The autonomous bus in Malaga. / MIGUE FERNÁNDEZ / VIDEO: PEDRO J. QUERO

  • Passengers are invited to hop on the electric vehicle which will start a month-long trial this Saturday

The first electric-powered and autonomous bus service - that is, without the need for a driver - will begin trials in Malaga this week.

For a month, starting from Saturday 20 February, passengers will be able to hop on the service that will serve cruise passengers who arrive at the port so that they can access the city centre (although at the moment there are no tourists and there is no return forecast).

However, members of the public who want to try out the trial service that will operate Tuesdays to Saturdays, from 10am to 2pm, will be able to register online on the EMT website or at a marquee on the Paseo del Parque.

Despite not being necessary, the vehicle will always have a driver at the controls, since it is still a legal requirement and, on occasions, the driver will have to take control since full autonomy has not yet been achieved.

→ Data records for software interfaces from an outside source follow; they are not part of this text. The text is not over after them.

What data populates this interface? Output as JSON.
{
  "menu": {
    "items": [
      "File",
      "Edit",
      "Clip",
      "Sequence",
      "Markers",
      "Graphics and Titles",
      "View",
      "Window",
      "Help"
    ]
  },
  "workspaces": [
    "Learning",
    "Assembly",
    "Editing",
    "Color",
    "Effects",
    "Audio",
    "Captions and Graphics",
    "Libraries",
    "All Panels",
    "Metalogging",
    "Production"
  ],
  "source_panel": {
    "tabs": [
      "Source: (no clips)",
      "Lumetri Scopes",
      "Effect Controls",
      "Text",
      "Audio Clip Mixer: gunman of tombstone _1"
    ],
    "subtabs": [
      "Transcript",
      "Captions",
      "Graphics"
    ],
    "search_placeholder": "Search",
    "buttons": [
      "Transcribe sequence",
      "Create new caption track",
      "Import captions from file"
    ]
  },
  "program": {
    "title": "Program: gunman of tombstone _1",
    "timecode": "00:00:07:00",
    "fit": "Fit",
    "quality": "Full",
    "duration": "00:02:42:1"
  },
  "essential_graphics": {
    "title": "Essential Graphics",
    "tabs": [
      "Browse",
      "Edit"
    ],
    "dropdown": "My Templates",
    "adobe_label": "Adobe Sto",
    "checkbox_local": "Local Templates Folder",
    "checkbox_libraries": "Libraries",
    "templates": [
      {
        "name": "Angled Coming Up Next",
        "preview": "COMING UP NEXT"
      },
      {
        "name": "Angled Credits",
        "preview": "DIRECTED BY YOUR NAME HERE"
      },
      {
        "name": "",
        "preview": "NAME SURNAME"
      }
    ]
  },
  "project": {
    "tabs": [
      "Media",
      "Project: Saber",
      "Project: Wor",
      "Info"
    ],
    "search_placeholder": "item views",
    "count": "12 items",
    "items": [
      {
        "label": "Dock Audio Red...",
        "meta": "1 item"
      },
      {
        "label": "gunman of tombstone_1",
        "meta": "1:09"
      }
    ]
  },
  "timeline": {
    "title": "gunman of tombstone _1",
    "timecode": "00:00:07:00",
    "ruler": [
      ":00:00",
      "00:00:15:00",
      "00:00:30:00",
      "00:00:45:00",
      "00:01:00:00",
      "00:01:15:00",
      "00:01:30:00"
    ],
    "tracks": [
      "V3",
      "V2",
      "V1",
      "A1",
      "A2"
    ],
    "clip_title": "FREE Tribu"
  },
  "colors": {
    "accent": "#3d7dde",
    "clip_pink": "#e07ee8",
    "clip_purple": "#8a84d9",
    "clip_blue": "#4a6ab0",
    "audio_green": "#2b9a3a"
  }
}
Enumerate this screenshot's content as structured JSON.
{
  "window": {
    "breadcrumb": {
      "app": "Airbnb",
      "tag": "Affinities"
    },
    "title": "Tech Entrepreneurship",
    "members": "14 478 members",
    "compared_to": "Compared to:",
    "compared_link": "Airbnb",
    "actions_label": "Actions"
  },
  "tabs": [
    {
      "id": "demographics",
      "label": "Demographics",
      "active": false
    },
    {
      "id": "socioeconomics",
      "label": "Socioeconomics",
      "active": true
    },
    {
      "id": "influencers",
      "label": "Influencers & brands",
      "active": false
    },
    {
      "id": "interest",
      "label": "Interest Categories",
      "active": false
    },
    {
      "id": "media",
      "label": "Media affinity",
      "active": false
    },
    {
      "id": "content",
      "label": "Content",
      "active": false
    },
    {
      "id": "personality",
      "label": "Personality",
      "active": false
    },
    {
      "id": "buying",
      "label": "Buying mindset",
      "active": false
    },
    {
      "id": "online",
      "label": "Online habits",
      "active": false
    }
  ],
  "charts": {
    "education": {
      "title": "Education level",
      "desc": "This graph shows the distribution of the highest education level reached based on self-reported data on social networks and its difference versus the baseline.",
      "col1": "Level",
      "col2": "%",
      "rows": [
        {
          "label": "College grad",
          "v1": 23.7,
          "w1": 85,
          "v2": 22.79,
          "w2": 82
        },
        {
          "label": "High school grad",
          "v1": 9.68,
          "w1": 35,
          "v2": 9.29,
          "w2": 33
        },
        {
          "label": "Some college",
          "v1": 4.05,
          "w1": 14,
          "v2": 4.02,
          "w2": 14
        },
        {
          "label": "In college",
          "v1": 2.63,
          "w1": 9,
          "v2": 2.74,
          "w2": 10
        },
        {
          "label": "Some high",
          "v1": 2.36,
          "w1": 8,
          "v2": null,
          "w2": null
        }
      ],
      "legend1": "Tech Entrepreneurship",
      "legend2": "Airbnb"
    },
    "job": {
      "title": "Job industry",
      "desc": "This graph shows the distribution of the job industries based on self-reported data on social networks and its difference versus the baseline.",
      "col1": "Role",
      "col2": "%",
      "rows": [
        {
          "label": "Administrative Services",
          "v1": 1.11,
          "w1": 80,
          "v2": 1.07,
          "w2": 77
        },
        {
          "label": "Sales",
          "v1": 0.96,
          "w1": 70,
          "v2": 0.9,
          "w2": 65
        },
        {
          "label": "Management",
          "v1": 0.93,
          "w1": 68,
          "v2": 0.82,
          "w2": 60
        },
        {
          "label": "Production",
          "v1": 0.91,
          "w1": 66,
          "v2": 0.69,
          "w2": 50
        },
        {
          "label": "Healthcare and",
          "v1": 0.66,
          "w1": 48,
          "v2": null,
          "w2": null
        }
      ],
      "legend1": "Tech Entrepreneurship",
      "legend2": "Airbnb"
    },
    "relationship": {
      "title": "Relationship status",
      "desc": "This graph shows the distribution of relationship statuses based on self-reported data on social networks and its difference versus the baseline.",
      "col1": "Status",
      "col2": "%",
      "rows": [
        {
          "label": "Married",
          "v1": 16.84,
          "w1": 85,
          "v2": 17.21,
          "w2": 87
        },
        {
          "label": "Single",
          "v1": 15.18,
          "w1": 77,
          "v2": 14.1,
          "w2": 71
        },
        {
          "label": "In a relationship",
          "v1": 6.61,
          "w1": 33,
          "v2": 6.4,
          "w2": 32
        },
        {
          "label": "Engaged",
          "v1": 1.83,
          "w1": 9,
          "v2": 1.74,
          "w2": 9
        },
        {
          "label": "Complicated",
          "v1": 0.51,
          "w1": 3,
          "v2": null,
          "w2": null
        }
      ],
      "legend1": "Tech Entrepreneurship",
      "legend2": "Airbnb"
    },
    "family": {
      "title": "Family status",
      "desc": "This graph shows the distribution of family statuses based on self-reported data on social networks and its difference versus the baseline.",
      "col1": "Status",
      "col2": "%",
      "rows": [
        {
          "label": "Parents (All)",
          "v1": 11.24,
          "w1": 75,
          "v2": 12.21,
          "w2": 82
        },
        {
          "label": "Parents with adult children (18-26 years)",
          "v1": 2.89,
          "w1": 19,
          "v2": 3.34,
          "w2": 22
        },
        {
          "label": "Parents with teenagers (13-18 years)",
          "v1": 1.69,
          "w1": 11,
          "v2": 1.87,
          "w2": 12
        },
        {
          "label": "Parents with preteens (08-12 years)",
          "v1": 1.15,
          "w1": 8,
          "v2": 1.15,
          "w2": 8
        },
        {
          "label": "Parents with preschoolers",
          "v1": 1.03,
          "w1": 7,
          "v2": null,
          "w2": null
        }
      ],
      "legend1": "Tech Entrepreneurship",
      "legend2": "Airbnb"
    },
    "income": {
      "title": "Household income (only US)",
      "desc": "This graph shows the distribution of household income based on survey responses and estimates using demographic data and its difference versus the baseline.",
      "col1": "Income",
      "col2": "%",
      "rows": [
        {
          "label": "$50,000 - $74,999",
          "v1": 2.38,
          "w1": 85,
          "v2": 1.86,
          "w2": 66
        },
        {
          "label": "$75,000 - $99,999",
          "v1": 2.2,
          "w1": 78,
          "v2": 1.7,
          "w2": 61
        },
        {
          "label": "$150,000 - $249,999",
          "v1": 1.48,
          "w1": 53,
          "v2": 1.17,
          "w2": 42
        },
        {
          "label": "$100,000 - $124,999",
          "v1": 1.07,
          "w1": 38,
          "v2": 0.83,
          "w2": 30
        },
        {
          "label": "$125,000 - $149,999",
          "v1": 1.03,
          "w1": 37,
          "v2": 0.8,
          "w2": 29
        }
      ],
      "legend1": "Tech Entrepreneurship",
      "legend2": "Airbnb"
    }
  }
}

Present at the unveiling of the vehicle this Wednesday morning (17 February) were the city’s mayor, Francisco de la Torre; the president of the Port Authority, Carlos Rubio; the general director of the bus company Grupo Avanza, Valentín Alonso; and the director of bus manufacturer Irizar, Íñigo Azcona.

This project has been four years in the making although the plans were interrupted by the Covid crisis.

The mayor boasts, "Malaga is the first city in Europe where an autonomous 12-metre bus will operate, with the help of smart traffic lights with which the City Council has collaborated."

Carlos Rubio, said that it is an exciting project that will be accelerated by the change in trends brought about by Covid in terms of sustainability and smart mobility. "The port area is ideal for this type of initiative."

Valentín Alonso added that the Automost R&D project “is entering its final phase with this live test in the streets of Malaga". He said that it is the first time automation has been applied to a standard-size passenger bus with a capacity for 70 passengers. "We are talking about real public transport, which until now it had only been done with small vehicles for 12 people, and interacts in a real setting with other vehicles, pedestrians and cyclists."

"Nobody disputes that in the future there will be autonomous vehicles, the question is when and how it will affect our mobility."

For Íñigo Azcona, autonomous driving will be the future in cities, and will help improve mobility. "We want to appeal to all the people of Malaga to come and try it out and see that it is safe and that it is already a reality."